Delivering humanitarian aid to the Democratic People’s Republic of Korea (DPRK, or North Korea) is incredibly challenging. Humanitarians must operate within an authoritarian environment, where movement is controlled and the government is the perpetuator of widespread human rights abuses, and attempt to deliver programmes that address long-term, systemic needs. Donor appetite for funding North Korean aid programmes is low, and humanitarian agencies must grapple with an international sanctions regime that causes significant delays and barriers. Some agencies have a full-time, in-country presence, but many instead work on a non-resident basis.
A 2017 report from the Centre for Humanitarian Leadership, the Australian Red Cross, Humanitarian Advisory Group, and Fiji National University summarises localisation as “the shift of resources and decision making to local and national responders in humanitarian action”. Globally, localisation is frequently discussed but donors and international organisations have not accompanied this discussion with proportionate action and change. North Korea is rarely the subject of localisation discussions – while there are some special interest groups that claim to be ‘non-governmental’ such as the Korean Federation for the Protection of the Disabled, NGOs, as they are understood internationally, do not have space to exist in the DPRK. The political and sanctions issues also curtail consideration of localisation.
However, since the mid-1990s, non-resident NGOs working in North Korea have demonstrated the power of positive working relationships and trust. Without a consistent, on-the-ground presence or even regular and quick channels of communication, NGOs must trust their local partners to implement projects when international staff leave. The limitations of the North Korea context also fosters opportunities for true partnership. Since international NGOs cannot be a constant presence forcing their local partners down routes that they’re not truly interested in, successful projects need a mutual belief in their potential to be effective and impactful.
This is not to suggest that humanitarian work in the DPRK is easy, or that all work is successful and does not face road blocks. It is challenging work, and finding the shared space for understanding can be a difficult process. But NGOs taking on the challenge have proven that trust can transform a context with limitations to a context with possibility.

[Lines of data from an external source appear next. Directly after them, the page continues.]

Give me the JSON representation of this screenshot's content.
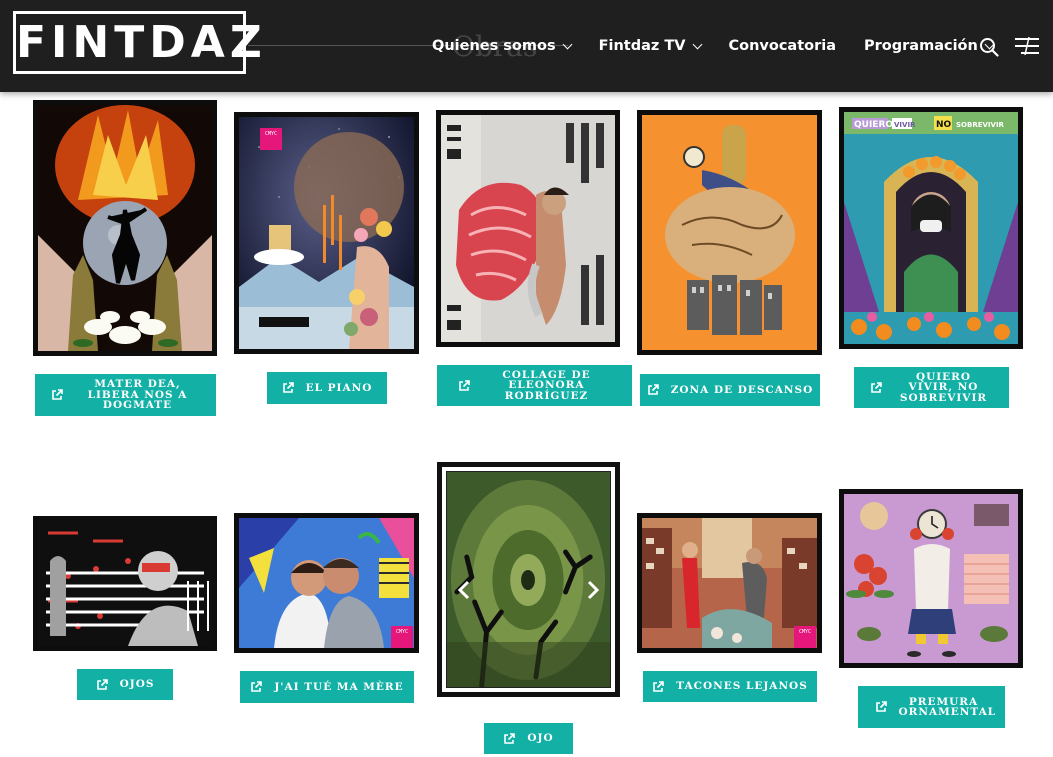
{
  "header": {
    "logo": "FINTDAZ",
    "ghost_title": "Obras",
    "nav": [
      {
        "label": "Quienes somos",
        "has_dropdown": true
      },
      {
        "label": "Fintdaz TV",
        "has_dropdown": true
      },
      {
        "label": "Convocatoria",
        "has_dropdown": false
      },
      {
        "label": "Programación",
        "has_dropdown": true
      }
    ],
    "icons": {
      "search": "search-icon",
      "menu": "hamburger-menu-icon"
    }
  },
  "colors": {
    "header_bg": "#1f1f1f",
    "button_teal": "#13b0a5",
    "frame": "#0d0d0d"
  },
  "works": [
    {
      "title": "Mater Dea, libera nos a Dogmate"
    },
    {
      "title": "El piano"
    },
    {
      "title": "Collage de Eleonora Rodríguez"
    },
    {
      "title": "Zona de descanso"
    },
    {
      "title": "Quiero vivir, no sobrevivir"
    },
    {
      "title": "Ojos"
    },
    {
      "title": "J'ai tué ma mère"
    },
    {
      "title": "Ojo"
    },
    {
      "title": "Tacones lejanos"
    },
    {
      "title": "Premura ornamental"
    }
  ],
  "badges": {
    "cmyk": "CMYC"
  },
  "poster_text": {
    "quiero": "QUIERO",
    "vivir": "VIVIR",
    "no": "NO",
    "sobrevivir": "SOBREVIVIR"
  }
}
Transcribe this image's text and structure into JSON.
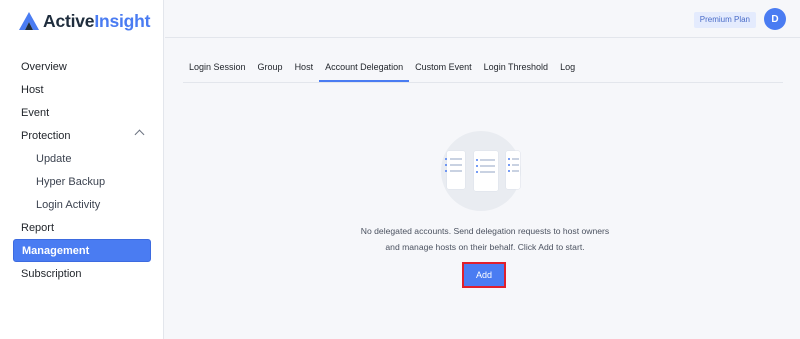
{
  "brand": {
    "name_part1": "Active",
    "name_part2": "Insight",
    "accent": "#4a7cf2"
  },
  "header": {
    "plan_label": "Premium Plan",
    "avatar_initial": "D"
  },
  "sidebar": {
    "items": [
      {
        "label": "Overview"
      },
      {
        "label": "Host"
      },
      {
        "label": "Event"
      },
      {
        "label": "Protection"
      },
      {
        "label": "Update"
      },
      {
        "label": "Hyper Backup"
      },
      {
        "label": "Login Activity"
      },
      {
        "label": "Report"
      },
      {
        "label": "Management",
        "active": true
      },
      {
        "label": "Subscription"
      }
    ]
  },
  "tabs": [
    {
      "label": "Login Session"
    },
    {
      "label": "Group"
    },
    {
      "label": "Host"
    },
    {
      "label": "Account Delegation",
      "active": true
    },
    {
      "label": "Custom Event"
    },
    {
      "label": "Login Threshold"
    },
    {
      "label": "Log"
    }
  ],
  "empty_state": {
    "line1": "No delegated accounts. Send delegation requests to host owners",
    "line2": "and manage hosts on their behalf. Click Add to start.",
    "add_label": "Add"
  }
}
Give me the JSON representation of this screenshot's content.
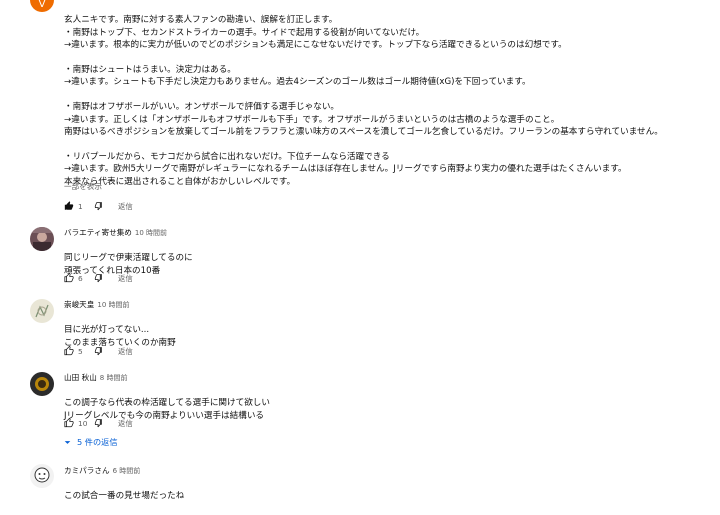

A key example is the Eugene Bell Foundation (EBF). EBF began providing food aid to the DPRK in 1996, and two years later began supporting North Korean health facilities. Since 2007, EBF has worked to combat multidrug-resistant tuberculosis (MDR-TB) in the DPRK. EBF medical delegations visit the DPRK twice per year, and work in partnership with the Ministry of Public Health. Since 2013, the NGO has worked with 12 MDR-TB treatment centres.
What is notable about the EBF’s approach, and how could it inform localisation in other contexts? First, EBF’s foray into the MDR-TB space came after several years of engagement with the DPRK. It was not the case of an international NGO arriving with a pre-conceived plan and simply looking for an implementing partner on the ground. A 2018 ALNAP article quoted a regional director in the Middle East as saying, “I see most NGOs, and their main approach seems to be to come with a programme in mind, and then find local partners to help implement it”. This approach does not foster true partnership. Rather than giving local organisations the space and trust to lead on generating solutions, it privileges international agencies and relegates local actors to sub-contractors.
In a 2009 newsletter, EBF Chairman Dr Stephen W. Linton explained, “From the beginning of our medical work in 1997, when the Vice Chairman of the Ministry of Public Health formerly invited Eugene Bell to provide tuberculosis-related assistance, we have walked ‘step by step’ with our North Korean partners. Perhaps most importantly, each step we have taken has been a step together. From the beginning, we have tried to support, rather than replace, North Korea’s hardworking medical caregivers.”
This concept of supporting, rather than replacing, echoes the idea of humanitarian response being ‘as local as possible and as international as necessary’. This is the second way the EBF approach informs localisation – the international agency positions itself as a means of bolstering local resources and capacity, not as an importer of resources and capacity.
Finally, the major issue of trust is key. MDR-TB treatment supported by the EBF runs without EBF delegates on the ground for the majority of the year. Ministry of Public Health and North Korean medical professionals are responsible for the programme – and it works. According to EBF, less than 50% of patients that start MDR-TB treatments worldwide are cured, but in the DPRK this figure rises to above 70%.
International organisations working in diverse contexts can and should ask themselves how they would continue their programmes if they were forced to support them largely remotely. If the programmes would likely fail, then these organisations need to ask themselves if they have fostered true partnership, if they are supporting local efforts or if they are replacing them, and if they are fully trusting their local counterparts. The North Korean context, particularly the example of EBF, shows it is possible to have effective, meaningful support of in-country partners even in challenging contexts.